I felt like an idiot. Same guy who accused the lady of being dumb for not remembering a damn car. I couldn't even point out if they were wearing gloves, hats or hoodies. I'm taking a day off or two, boss wants me to stay at home and rest for a while, at least until I calm my mind. I'm not even sure if I want them to catch the thieves, they were obviously young immigrants, complete amateurs aiming to make it big. Even their jerky movement and obviously scattered thoughts point at unorganized, hasty decisions. It's so easy to talk about what you could have or should have done before it begins.
Well I ain't taking shit from no bandits, they ain't going to mess around on MY turf. Well guess again, because once they do attack, you change your mind insanely fast. I'm doing fine I think, tried to catch some sleep but it was too hot, or maybe I'm just still a bit stressed out.

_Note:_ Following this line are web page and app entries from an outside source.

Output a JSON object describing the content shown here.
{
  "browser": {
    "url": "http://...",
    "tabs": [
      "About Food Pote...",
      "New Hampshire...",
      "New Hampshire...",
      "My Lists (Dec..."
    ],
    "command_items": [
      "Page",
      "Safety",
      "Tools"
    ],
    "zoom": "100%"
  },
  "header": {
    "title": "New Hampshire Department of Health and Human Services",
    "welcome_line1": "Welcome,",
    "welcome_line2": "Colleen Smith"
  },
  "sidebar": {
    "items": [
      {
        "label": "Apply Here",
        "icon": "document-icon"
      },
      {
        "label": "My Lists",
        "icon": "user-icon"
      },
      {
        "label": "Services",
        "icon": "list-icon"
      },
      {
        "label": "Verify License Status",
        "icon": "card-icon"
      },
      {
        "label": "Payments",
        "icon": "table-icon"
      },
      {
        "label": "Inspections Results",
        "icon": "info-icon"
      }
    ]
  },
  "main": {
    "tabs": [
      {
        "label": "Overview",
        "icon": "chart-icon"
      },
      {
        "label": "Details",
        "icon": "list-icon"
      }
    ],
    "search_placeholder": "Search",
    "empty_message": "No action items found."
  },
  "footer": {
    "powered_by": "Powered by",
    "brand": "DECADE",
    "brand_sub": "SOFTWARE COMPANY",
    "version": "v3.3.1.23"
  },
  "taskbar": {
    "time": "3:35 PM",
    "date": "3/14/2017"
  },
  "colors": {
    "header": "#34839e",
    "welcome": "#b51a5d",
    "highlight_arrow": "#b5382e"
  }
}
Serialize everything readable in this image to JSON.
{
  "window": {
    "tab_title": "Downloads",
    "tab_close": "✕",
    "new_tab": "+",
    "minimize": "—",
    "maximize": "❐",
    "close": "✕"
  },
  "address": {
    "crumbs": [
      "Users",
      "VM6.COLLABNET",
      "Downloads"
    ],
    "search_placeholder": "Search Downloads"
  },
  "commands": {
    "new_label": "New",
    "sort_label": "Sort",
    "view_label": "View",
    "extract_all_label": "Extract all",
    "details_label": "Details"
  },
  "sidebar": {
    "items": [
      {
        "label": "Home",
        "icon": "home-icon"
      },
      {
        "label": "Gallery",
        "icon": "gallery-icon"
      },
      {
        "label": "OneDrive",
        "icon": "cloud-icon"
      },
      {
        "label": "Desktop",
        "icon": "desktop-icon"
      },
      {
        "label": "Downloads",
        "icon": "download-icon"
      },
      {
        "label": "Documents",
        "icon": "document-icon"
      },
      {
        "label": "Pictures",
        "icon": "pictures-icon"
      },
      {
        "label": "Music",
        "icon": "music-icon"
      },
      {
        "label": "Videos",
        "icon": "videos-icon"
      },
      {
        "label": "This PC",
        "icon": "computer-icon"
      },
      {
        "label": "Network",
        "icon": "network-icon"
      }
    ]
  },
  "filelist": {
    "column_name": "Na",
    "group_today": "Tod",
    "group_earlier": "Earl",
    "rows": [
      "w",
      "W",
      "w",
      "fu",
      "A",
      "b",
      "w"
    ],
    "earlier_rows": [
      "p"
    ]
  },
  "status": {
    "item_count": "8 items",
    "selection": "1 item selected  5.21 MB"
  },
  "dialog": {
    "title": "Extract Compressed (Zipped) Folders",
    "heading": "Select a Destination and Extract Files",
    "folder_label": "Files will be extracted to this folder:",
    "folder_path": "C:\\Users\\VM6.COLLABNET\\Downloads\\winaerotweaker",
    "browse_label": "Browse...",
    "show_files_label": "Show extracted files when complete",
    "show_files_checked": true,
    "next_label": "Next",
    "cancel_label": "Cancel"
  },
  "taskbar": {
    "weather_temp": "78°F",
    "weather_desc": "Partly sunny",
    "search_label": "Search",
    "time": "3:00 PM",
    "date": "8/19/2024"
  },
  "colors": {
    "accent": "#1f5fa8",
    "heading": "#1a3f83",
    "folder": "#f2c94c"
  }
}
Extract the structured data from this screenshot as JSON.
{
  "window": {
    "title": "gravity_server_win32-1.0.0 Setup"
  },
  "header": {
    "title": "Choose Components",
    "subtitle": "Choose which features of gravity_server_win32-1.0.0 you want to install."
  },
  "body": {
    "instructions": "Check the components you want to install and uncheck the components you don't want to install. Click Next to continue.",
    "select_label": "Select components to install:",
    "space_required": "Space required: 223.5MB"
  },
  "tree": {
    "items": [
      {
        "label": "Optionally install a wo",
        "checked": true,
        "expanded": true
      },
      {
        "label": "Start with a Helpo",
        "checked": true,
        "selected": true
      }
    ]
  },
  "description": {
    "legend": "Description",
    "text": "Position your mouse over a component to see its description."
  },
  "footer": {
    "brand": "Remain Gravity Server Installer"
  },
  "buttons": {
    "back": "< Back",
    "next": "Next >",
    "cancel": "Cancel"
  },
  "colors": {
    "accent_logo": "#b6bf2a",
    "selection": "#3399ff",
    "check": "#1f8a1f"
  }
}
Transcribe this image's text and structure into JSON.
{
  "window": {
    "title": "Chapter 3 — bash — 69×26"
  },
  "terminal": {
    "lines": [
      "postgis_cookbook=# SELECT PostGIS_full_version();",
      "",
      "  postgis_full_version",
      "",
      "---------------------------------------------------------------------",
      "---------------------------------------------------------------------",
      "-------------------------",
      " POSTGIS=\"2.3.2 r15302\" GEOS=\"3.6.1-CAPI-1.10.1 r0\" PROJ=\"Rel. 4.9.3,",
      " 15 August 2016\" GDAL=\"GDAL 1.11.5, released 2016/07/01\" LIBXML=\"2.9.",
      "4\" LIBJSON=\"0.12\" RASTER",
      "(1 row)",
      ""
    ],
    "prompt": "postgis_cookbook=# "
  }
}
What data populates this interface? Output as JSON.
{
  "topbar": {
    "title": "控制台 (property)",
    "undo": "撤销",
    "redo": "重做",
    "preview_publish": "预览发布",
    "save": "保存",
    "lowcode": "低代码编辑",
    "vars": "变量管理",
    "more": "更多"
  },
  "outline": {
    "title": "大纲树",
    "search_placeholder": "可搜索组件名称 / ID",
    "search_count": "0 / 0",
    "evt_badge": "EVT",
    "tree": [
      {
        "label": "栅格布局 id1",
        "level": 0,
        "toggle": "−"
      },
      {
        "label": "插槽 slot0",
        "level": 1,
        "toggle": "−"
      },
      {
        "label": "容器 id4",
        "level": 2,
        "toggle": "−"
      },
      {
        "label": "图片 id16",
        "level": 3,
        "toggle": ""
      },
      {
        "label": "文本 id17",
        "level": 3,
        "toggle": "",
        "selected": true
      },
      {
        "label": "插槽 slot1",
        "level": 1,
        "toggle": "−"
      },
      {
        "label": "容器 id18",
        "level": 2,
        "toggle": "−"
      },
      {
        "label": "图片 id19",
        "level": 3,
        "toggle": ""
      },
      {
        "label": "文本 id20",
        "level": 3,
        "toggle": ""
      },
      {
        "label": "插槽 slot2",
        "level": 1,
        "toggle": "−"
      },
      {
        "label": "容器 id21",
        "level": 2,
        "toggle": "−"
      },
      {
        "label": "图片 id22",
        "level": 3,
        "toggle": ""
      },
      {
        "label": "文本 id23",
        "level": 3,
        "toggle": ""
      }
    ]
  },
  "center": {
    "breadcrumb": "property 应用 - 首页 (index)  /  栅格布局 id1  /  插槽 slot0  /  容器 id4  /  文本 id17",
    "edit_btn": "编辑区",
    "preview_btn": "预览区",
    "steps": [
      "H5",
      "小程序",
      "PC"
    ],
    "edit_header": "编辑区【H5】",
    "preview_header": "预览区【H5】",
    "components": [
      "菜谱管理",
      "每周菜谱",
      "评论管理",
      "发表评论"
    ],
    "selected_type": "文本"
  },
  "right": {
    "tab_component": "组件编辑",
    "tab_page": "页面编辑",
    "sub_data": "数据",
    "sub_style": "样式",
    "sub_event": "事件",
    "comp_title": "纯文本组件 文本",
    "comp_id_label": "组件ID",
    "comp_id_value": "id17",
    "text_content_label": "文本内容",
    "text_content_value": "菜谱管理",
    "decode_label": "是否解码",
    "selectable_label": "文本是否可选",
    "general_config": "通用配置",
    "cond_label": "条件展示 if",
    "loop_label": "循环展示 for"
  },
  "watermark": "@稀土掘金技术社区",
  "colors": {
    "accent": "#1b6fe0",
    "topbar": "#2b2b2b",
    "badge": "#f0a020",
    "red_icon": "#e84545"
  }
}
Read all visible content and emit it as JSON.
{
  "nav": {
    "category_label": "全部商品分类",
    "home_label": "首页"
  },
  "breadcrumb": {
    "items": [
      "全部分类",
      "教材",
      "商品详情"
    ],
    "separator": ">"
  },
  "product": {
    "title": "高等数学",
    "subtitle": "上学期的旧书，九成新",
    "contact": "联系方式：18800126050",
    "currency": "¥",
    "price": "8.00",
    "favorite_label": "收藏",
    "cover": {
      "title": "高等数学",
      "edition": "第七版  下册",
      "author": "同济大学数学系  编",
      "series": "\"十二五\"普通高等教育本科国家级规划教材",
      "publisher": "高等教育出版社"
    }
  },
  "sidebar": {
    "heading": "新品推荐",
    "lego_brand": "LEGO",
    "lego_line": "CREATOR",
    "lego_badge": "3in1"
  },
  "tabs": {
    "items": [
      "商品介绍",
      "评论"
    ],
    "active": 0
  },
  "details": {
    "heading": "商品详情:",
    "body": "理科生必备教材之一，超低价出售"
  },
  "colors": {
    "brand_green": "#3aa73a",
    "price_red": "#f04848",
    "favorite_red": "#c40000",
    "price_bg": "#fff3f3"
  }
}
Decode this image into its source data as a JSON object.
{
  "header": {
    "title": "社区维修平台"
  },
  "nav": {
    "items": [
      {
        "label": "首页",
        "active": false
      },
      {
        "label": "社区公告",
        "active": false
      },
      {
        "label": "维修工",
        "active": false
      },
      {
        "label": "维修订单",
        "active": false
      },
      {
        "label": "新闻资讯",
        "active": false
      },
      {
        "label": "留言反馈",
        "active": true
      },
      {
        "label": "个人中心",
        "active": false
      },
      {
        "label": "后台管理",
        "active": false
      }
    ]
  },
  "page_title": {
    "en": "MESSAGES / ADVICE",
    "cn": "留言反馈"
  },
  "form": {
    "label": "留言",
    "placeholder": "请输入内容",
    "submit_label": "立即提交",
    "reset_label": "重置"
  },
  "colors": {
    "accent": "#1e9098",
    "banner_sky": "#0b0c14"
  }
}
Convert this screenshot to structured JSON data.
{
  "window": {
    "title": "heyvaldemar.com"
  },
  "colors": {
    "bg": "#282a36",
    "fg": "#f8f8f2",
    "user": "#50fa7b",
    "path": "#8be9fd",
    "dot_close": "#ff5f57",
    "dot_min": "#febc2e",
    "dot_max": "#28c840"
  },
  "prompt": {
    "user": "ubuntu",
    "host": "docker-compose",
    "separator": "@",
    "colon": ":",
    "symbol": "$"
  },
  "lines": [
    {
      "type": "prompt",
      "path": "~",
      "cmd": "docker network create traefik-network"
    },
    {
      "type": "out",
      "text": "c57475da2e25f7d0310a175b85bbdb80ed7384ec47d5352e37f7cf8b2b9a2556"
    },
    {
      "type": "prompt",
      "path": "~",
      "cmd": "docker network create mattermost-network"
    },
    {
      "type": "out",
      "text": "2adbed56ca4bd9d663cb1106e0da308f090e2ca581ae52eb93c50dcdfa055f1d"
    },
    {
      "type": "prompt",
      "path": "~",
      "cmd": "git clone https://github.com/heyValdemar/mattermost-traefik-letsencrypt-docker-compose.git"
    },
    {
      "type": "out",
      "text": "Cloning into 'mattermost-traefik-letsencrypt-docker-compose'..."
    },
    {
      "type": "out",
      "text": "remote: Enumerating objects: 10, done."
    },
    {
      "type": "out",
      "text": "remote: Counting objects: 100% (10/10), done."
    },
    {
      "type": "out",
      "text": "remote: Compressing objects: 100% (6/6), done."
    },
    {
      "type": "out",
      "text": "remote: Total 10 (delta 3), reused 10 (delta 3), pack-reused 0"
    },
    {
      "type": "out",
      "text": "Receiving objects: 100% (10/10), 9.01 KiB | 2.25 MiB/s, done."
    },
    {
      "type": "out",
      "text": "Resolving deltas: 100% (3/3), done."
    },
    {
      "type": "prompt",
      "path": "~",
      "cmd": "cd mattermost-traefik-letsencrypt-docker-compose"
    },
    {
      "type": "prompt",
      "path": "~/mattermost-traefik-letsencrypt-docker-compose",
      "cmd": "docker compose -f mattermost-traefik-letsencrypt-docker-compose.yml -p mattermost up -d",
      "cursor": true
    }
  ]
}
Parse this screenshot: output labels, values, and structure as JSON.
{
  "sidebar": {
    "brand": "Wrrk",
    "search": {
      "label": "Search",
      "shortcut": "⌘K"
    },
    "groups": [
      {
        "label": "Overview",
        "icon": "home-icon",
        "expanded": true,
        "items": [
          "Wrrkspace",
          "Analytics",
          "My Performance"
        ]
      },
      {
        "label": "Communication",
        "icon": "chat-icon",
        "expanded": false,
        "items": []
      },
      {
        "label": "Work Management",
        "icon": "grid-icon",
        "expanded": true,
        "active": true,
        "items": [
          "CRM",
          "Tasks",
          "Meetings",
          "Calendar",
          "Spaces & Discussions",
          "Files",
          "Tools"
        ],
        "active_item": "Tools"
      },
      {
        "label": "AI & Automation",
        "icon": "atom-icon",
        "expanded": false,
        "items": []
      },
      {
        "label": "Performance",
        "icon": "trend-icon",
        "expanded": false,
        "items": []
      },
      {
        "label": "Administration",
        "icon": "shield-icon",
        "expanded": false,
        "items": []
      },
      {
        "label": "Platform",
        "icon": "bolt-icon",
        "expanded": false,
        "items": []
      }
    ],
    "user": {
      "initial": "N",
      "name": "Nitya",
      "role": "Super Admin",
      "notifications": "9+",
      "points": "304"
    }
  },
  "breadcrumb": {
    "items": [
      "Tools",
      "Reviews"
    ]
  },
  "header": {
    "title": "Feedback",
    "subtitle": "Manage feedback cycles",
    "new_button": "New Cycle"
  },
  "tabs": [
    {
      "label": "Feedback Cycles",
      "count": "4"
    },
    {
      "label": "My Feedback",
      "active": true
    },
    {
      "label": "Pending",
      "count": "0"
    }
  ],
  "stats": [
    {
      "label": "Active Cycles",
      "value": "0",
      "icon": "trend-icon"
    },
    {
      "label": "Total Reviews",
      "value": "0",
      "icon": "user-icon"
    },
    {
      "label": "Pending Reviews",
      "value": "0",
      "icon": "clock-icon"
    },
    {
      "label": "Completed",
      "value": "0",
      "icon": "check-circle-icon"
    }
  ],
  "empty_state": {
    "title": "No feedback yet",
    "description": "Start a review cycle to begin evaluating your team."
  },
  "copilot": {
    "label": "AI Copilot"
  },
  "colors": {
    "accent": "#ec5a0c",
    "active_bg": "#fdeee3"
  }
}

When my boss arrived I tried to play it cool, tried to make fun of the whole situation - he wasn't worried about money lost since we don't keep much cash at the reception anyway, those scumbags got away with a few bad monthly salaries. He knew that I was just pretending to be fine, or was I? Sure it's a stressful event, but I'm so apathetic, emotionless and without any will for the past few months. Maybe this incident genuinely hasn't "traumatized" me as much as some people claim it did. On a bigger scale, it's not really frontpage news, it was barely mentioned in local news. We talked about future precautions, locking all side doors, placing more cameras around the hotel and so on.

Rode to the police station to once again (for the 10th time no less) help compile the record, the same questions all over again about their appearance, how the gun looked, what exactly did they do when they stepped in and so forth. Overall I think I'm one experience richer, not really sure if I feel satisfied with it or not. It's just a big mess and when you see these chaps on the TV looking all desperate with an almost shell-shocked expression on their face you can't really imagine being in their shoes. I was told by the owners and my boss that I did the right thing, my rational side is agreeing with them, my emotional side just wants a closure.

For now, I just think I'll chill a bit, listen to music that I so dearly missed, grab some iced coffee and take a good night's sleep and get ready for tomorrow's work.